- Carbonate Depositional Systems
- Seismic Interpretation
- Field Geology
- Subsurface Geology
Dr. Rankey's research program focuses on understanding and quantifying the nature and controls on variability in surface processes and geomorphic forms in modern tropical marine and nearshore carbonate sedimentary systems. To achieve these goals, research at KU emphasizes field study of modern systems and atolls, where both process (waves, tides, etc.) and product (sediment accumulations) can be observed, and their relations rigorously evaluated and modeled, to develop testable quantitative and conceptual models for the origin of the stratigraphic record of carbonate successions. Recently, the focus has naturally evolved to evaluating the impact of global change on Earth-surface processes in shallow marine and coastal tropical systems, including reefs and tropical coastlines.
Dr. Rankey's experiences also include integration of geologic data with seismic interpretation, seismic modeling, and seismic attribute analysis, from regions including GOM, Southeast Asia, the Middle East, west Texas, offshore Brazil and Canada. He teaches short courses in seismic interpretation of carbonate successions as well.

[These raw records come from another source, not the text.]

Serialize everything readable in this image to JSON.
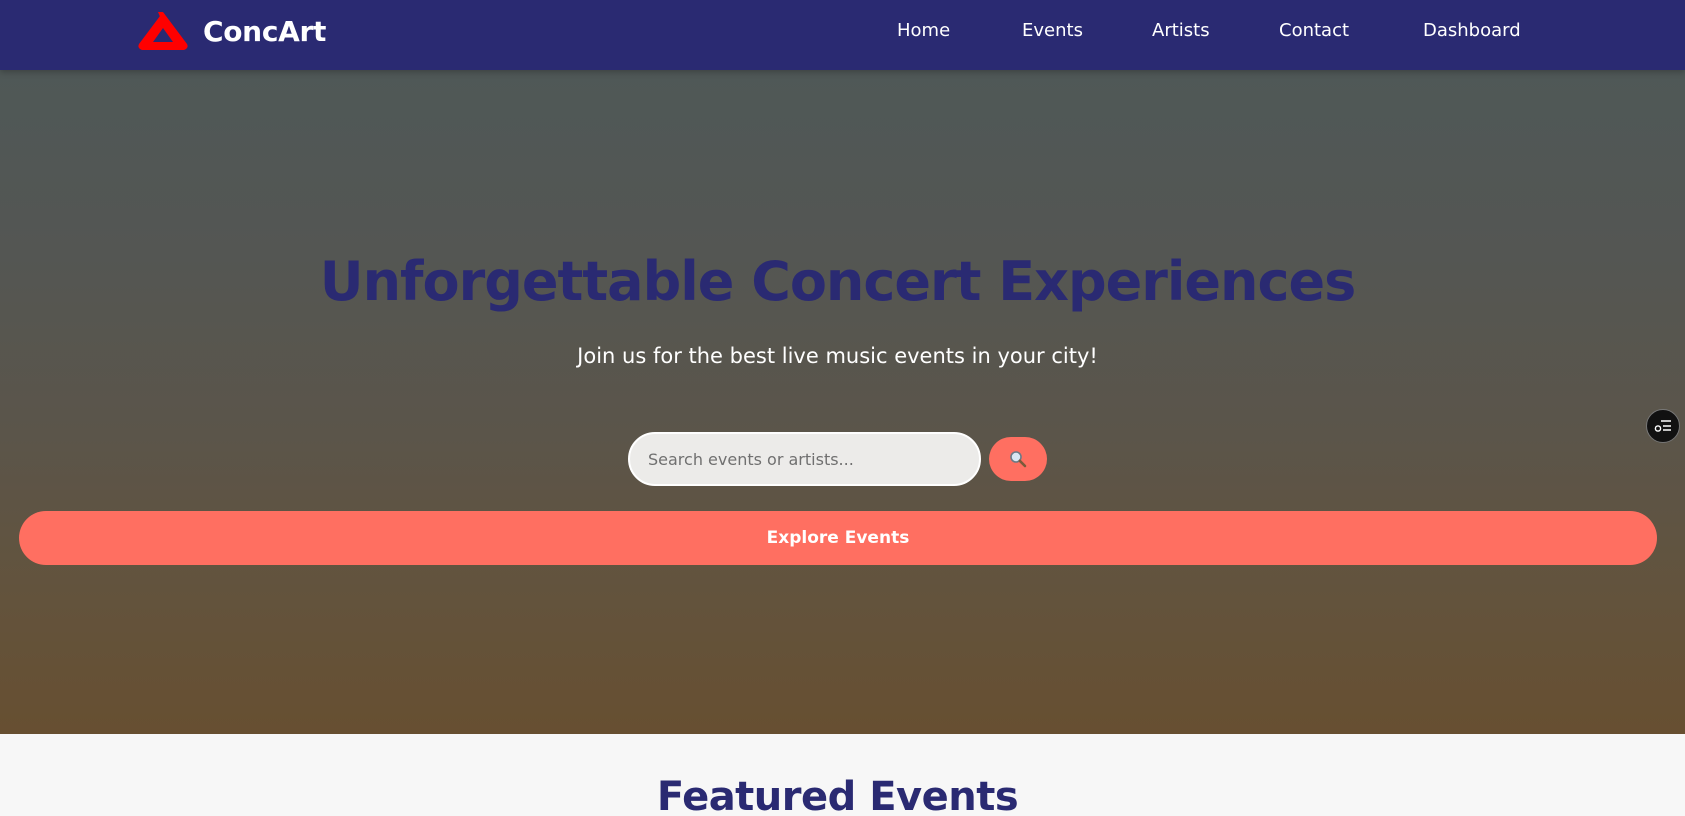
{
  "brand": {
    "name": "ConcArt",
    "logo_icon": "triangle-logo-icon",
    "logo_color": "#ff0000"
  },
  "nav": {
    "items": [
      {
        "label": "Home"
      },
      {
        "label": "Events"
      },
      {
        "label": "Artists"
      },
      {
        "label": "Contact"
      },
      {
        "label": "Dashboard"
      }
    ]
  },
  "hero": {
    "title": "Unforgettable Concert Experiences",
    "subtitle": "Join us for the best live music events in your city!",
    "search": {
      "placeholder": "Search events or artists...",
      "value": "",
      "button_icon": "search-icon"
    },
    "cta_label": "Explore Events"
  },
  "featured": {
    "title": "Featured Events"
  },
  "side_widget": {
    "icon": "settings-list-icon"
  },
  "colors": {
    "navbar": "#2a2a72",
    "accent": "#ff6f61",
    "title": "#2a2a72"
  }
}
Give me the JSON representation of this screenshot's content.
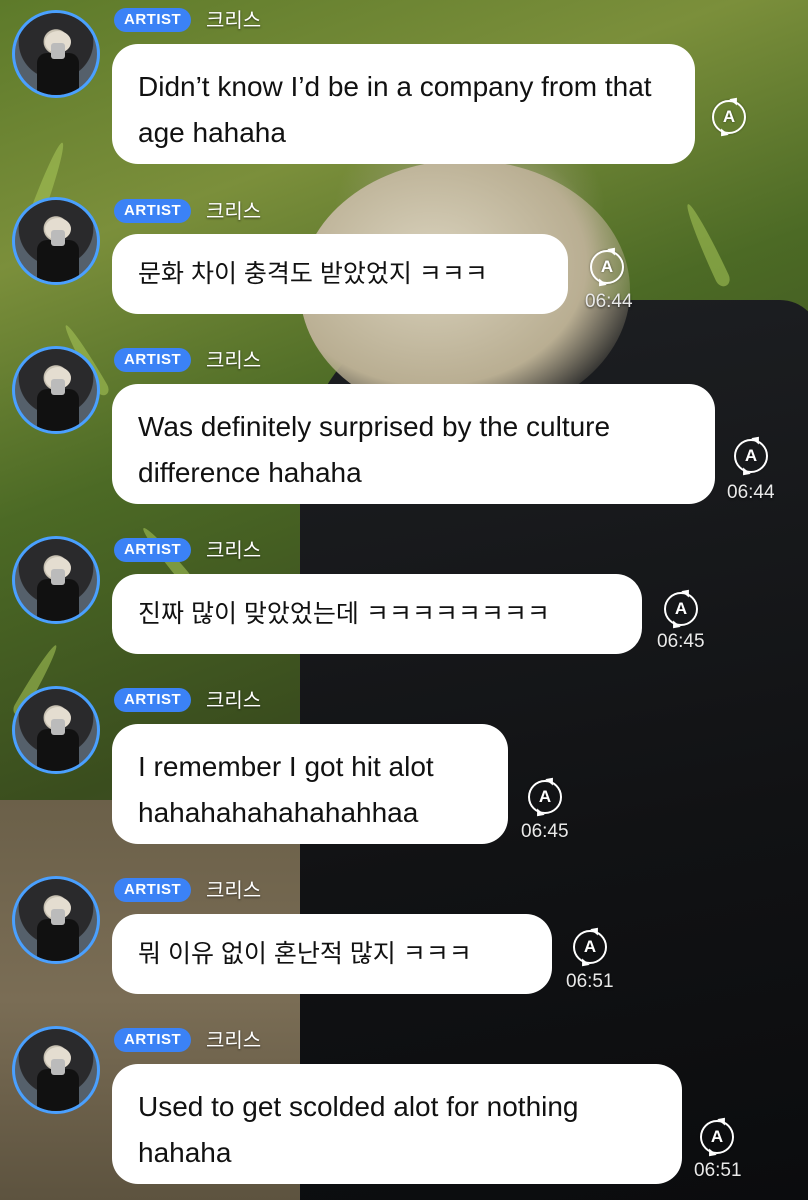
{
  "messages": [
    {
      "badge": "ARTIST",
      "name": "크리스",
      "text": "Didn’t know I’d be in a company from that age hahaha",
      "time": "",
      "translate_icon": "translate-icon"
    },
    {
      "badge": "ARTIST",
      "name": "크리스",
      "text": "문화 차이 충격도 받았었지 ㅋㅋㅋ",
      "time": "06:44",
      "translate_icon": "translate-icon"
    },
    {
      "badge": "ARTIST",
      "name": "크리스",
      "text": "Was definitely surprised by the culture difference hahaha",
      "time": "06:44",
      "translate_icon": "translate-icon"
    },
    {
      "badge": "ARTIST",
      "name": "크리스",
      "text": "진짜 많이 맞았었는데 ㅋㅋㅋㅋㅋㅋㅋㅋ",
      "time": "06:45",
      "translate_icon": "translate-icon"
    },
    {
      "badge": "ARTIST",
      "name": "크리스",
      "text": "I remember I got hit alot hahahahahahahahhaa",
      "time": "06:45",
      "translate_icon": "translate-icon"
    },
    {
      "badge": "ARTIST",
      "name": "크리스",
      "text": "뭐 이유 없이 혼난적 많지 ㅋㅋㅋ",
      "time": "06:51",
      "translate_icon": "translate-icon"
    },
    {
      "badge": "ARTIST",
      "name": "크리스",
      "text": "Used to get scolded alot for nothing hahaha",
      "time": "06:51",
      "translate_icon": "translate-icon"
    }
  ],
  "translate_label": "A",
  "colors": {
    "badge": "#3b82f6",
    "avatar_ring": "#4aa0ff",
    "bubble": "#ffffff"
  }
}
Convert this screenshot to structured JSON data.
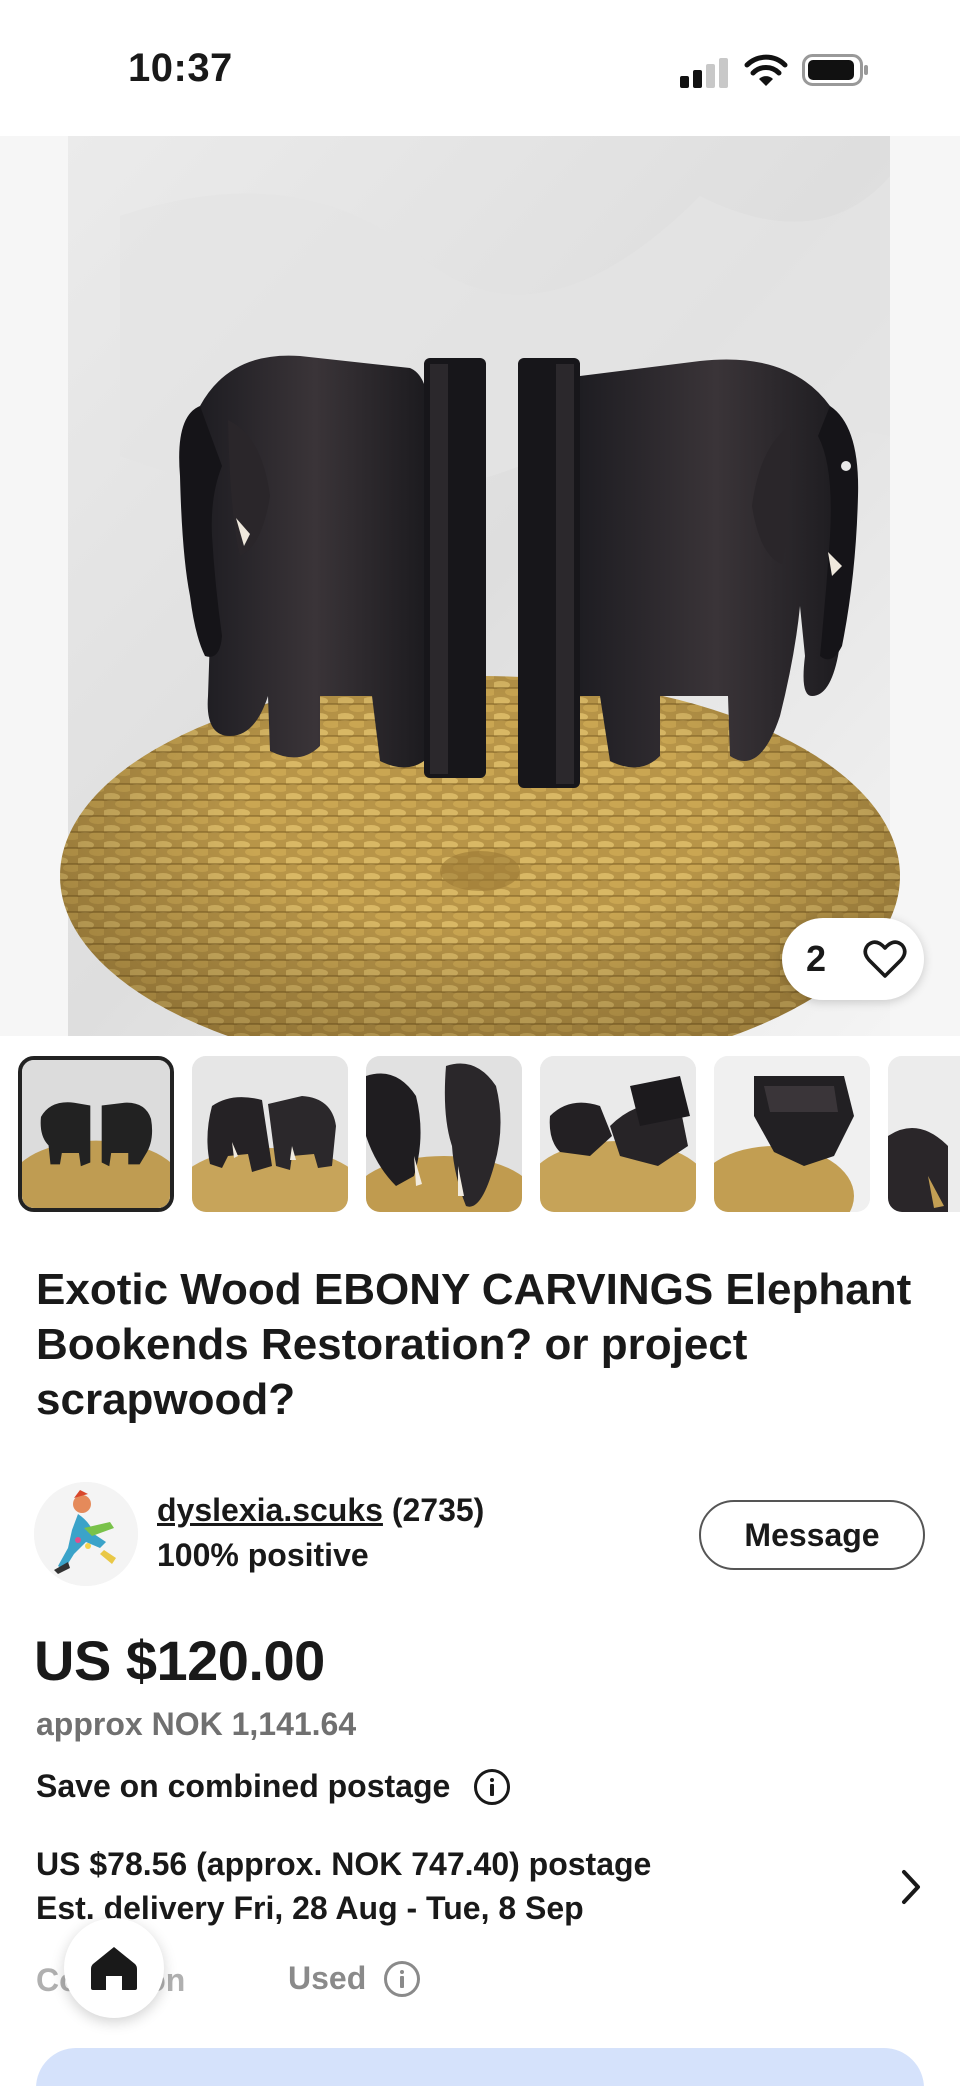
{
  "status_bar": {
    "time": "10:37",
    "icons": [
      "cellular-signal-icon",
      "wifi-icon",
      "battery-icon"
    ]
  },
  "gallery": {
    "like_count": "2",
    "like_icon": "heart-outline-icon",
    "thumbnail_count_visible": 6,
    "selected_index": 0
  },
  "listing": {
    "title": "Exotic Wood EBONY CARVINGS Elephant Bookends Restoration? or project scrapwood?"
  },
  "seller": {
    "name": "dyslexia.scuks",
    "feedback_count": "(2735)",
    "positive": "100% positive",
    "message_label": "Message"
  },
  "price": {
    "amount": "US $120.00",
    "approx": "approx NOK 1,141.64",
    "combined_postage": "Save on combined postage"
  },
  "shipping": {
    "postage": "US $78.56 (approx. NOK 747.40) postage",
    "delivery": "Est. delivery Fri, 28 Aug - Tue, 8 Sep"
  },
  "condition": {
    "label": "Condition",
    "value": "Used"
  },
  "colors": {
    "text": "#191919",
    "muted": "#707070",
    "buy_button_bg": "#d5e2fb"
  }
}
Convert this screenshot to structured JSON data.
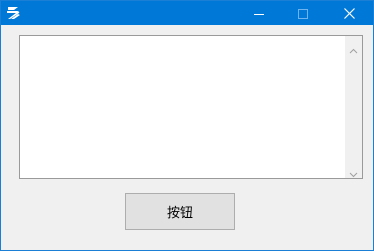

- Marine Geology
- Remote sensing
- Seismic Data Interpretation and Analysis